In what ways has your wife influenced you as a writer in general and as a writer of The Kassa Gambit in particular?
She sparked TKG by telling me I had to write a story where everything was blowing up on the first page. Also, we both love Firefly. It doesn’t hurt that she used to be a professional editor, either. We bounce story ideas off of each other, although she tends to do more bouncing than actual writing.
Thanks to her, my manuscripts look like I understand grammar. Her real contribution, though, was inspiring me to write romance novels, which is how I learned to write female characters. But we’ll talk no more about that!
In what ways, if any, were you surprised by the characters along the way?
The answer would have to be Garcia. I am sure that I did not have such a heroic role for him in mind when I wrote him. But he seemed the perfect choice, almost mystically equipped for that particular bit of glory. I am always happiest when the hero’s power turns out to be endurance; the ability to hold on, to persevere in the face of both danger and temptation. Secondly, I expect my heroes to know their limits, to understand the difference between sacrifice and suicide. Garcia first equips himself with the tools necessary for his task, and then makes clear just how limited his contribution can be; he is under no illusions of grandeur, and he allows no one else to assign them to him. To me, that is the best kind of heroism.
The middle of the novel is as taut as a drum.
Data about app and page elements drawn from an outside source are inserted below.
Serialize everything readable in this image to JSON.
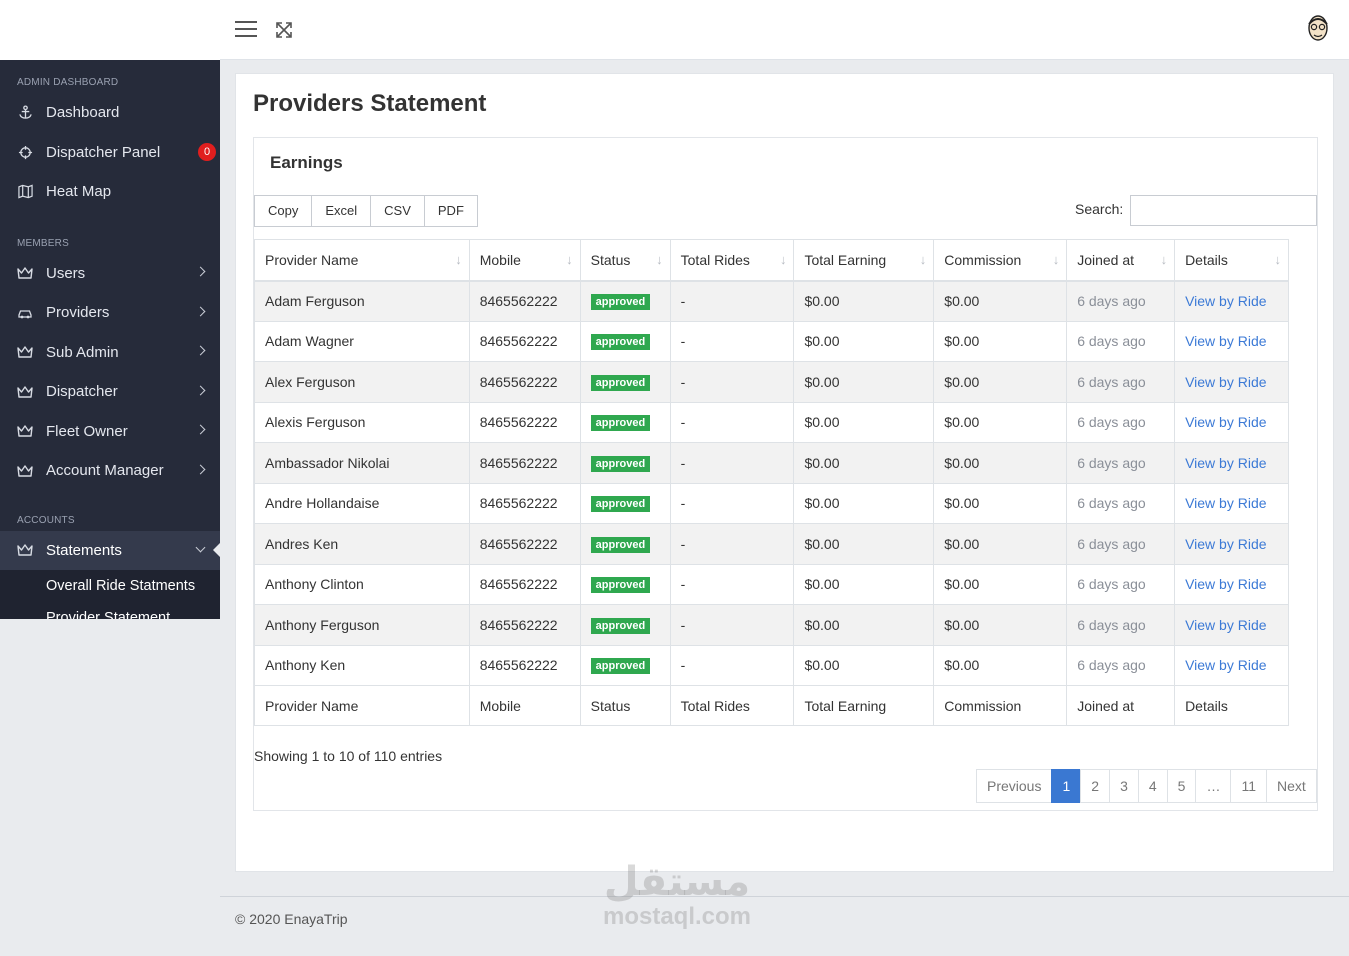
{
  "sidebar": {
    "sections": [
      {
        "header": "ADMIN DASHBOARD",
        "items": [
          {
            "label": "Dashboard",
            "icon": "anchor-icon"
          },
          {
            "label": "Dispatcher Panel",
            "icon": "crosshair-icon",
            "badge": "0"
          },
          {
            "label": "Heat Map",
            "icon": "map-icon"
          }
        ]
      },
      {
        "header": "MEMBERS",
        "items": [
          {
            "label": "Users",
            "icon": "crown-icon"
          },
          {
            "label": "Providers",
            "icon": "car-icon"
          },
          {
            "label": "Sub Admin",
            "icon": "crown-icon"
          },
          {
            "label": "Dispatcher",
            "icon": "crown-icon"
          },
          {
            "label": "Fleet Owner",
            "icon": "crown-icon"
          },
          {
            "label": "Account Manager",
            "icon": "crown-icon"
          }
        ]
      },
      {
        "header": "ACCOUNTS",
        "items": [
          {
            "label": "Statements",
            "icon": "crown-icon"
          }
        ]
      }
    ],
    "subitems": [
      "Overall Ride Statments",
      "Provider Statement"
    ]
  },
  "page": {
    "title": "Providers Statement",
    "card_title": "Earnings",
    "buttons": [
      "Copy",
      "Excel",
      "CSV",
      "PDF"
    ],
    "search_label": "Search:"
  },
  "table": {
    "columns": [
      "Provider Name",
      "Mobile",
      "Status",
      "Total Rides",
      "Total Earning",
      "Commission",
      "Joined at",
      "Details"
    ],
    "rows": [
      {
        "name": "Adam Ferguson",
        "mobile": "8465562222",
        "status": "approved",
        "rides": "-",
        "earning": "$0.00",
        "commission": "$0.00",
        "joined": "6 days ago",
        "details": "View by Ride"
      },
      {
        "name": "Adam Wagner",
        "mobile": "8465562222",
        "status": "approved",
        "rides": "-",
        "earning": "$0.00",
        "commission": "$0.00",
        "joined": "6 days ago",
        "details": "View by Ride"
      },
      {
        "name": "Alex Ferguson",
        "mobile": "8465562222",
        "status": "approved",
        "rides": "-",
        "earning": "$0.00",
        "commission": "$0.00",
        "joined": "6 days ago",
        "details": "View by Ride"
      },
      {
        "name": "Alexis Ferguson",
        "mobile": "8465562222",
        "status": "approved",
        "rides": "-",
        "earning": "$0.00",
        "commission": "$0.00",
        "joined": "6 days ago",
        "details": "View by Ride"
      },
      {
        "name": "Ambassador Nikolai",
        "mobile": "8465562222",
        "status": "approved",
        "rides": "-",
        "earning": "$0.00",
        "commission": "$0.00",
        "joined": "6 days ago",
        "details": "View by Ride"
      },
      {
        "name": "Andre Hollandaise",
        "mobile": "8465562222",
        "status": "approved",
        "rides": "-",
        "earning": "$0.00",
        "commission": "$0.00",
        "joined": "6 days ago",
        "details": "View by Ride"
      },
      {
        "name": "Andres Ken",
        "mobile": "8465562222",
        "status": "approved",
        "rides": "-",
        "earning": "$0.00",
        "commission": "$0.00",
        "joined": "6 days ago",
        "details": "View by Ride"
      },
      {
        "name": "Anthony Clinton",
        "mobile": "8465562222",
        "status": "approved",
        "rides": "-",
        "earning": "$0.00",
        "commission": "$0.00",
        "joined": "6 days ago",
        "details": "View by Ride"
      },
      {
        "name": "Anthony Ferguson",
        "mobile": "8465562222",
        "status": "approved",
        "rides": "-",
        "earning": "$0.00",
        "commission": "$0.00",
        "joined": "6 days ago",
        "details": "View by Ride"
      },
      {
        "name": "Anthony Ken",
        "mobile": "8465562222",
        "status": "approved",
        "rides": "-",
        "earning": "$0.00",
        "commission": "$0.00",
        "joined": "6 days ago",
        "details": "View by Ride"
      }
    ],
    "info": "Showing 1 to 10 of 110 entries"
  },
  "pagination": {
    "items": [
      "Previous",
      "1",
      "2",
      "3",
      "4",
      "5",
      "…",
      "11",
      "Next"
    ],
    "current": "1"
  },
  "footer": "© 2020 EnayaTrip",
  "watermark": {
    "arabic": "مستقل",
    "latin": "mostaql.com"
  },
  "colors": {
    "sidebar": "#262b3a",
    "approved": "#2fa84f",
    "link": "#3c7ad6",
    "pager_active": "#3a78d2",
    "badge": "#e01e1e"
  }
}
How do you go about building, layering, and maintaining such a high level of suspense and intrigue?
The middle part was a bit difficult. I was worried that people would get bored with the shilly-shallying and side-plots. I think it mostly works because Kyle seems about to die in every chapter. I wanted to put in more interesting places, but I didn’t want to sacrifice plot momentum. Vance could make those places a whole story in themselves; I'm not quite there yet.
What's next for you?
I have a fantasy novel with the agent, and I’m working on a contemporary SF about a dog.
I’m a huge dog lover; I used to have a coyote-shepherd mix that was the smartest non-human animal I have ever encountered. Problem was, his genius was dedicated to pure evil. Some dogs think they’re human; Yahzi assumed everyone else was a dog.
Which was funny since he was practically a cat. Twice I had to climb a tree to get him down. He had this on-going war with an owl in the riverbed, and unlike most dogs, would look up to find it. Some of our trees have pretty low-hanging branches, and before you know it this damn dog is twenty feet off the ground. Of course, like a cat, he had no freaking clue how to get down. That was a heart-in-the-mouth moment (two of them, actually).
He also had a thing going with the local coyote pack. He would go tearing off after them, trying to make them submit to his rule. I would go tearing after him, trying to keep him alive (he outweighed the coyotes by a good margin, but they had a whole pack).
That sense of adventure—that willingness to go for the brass ring—was very inspiring. It kept me young beyond my time. Yahzi knew no fear. Prudence, yes; he didn’t mess with German Shepherds, geese, or horses, because he knew his limits. But he was willing to give trees a go.
So, in some small way, my next SF is homage to that nature; to the creature who is more than animal, but not human; a victim of our meddling with the natural order. All dog stories, really, are like that; Call of the Wild is just Frankenstein on four legs.
Any parting words?
I hope not! This is supposed to be au revoir, not goodbye. Unless the agent really, really hates the fantasy novel.
Jeremy L. C. Jones is a freelance writer, editor, and teacher. He is the Staff Interviewer for Clarkesworld Magazine and a frequent contributor to Kobold Quarterly and Booklifenow.com. He teaches at Wofford College and Montessori Academy in Spartanburg, SC. He is also the director of Shared Worlds, a creative writing and world-building camp for teenagers that he and Jeff VanderMeer designed in 2006. Jones lives in Upstate South Carolina with his wife, daughter, and flying poodle.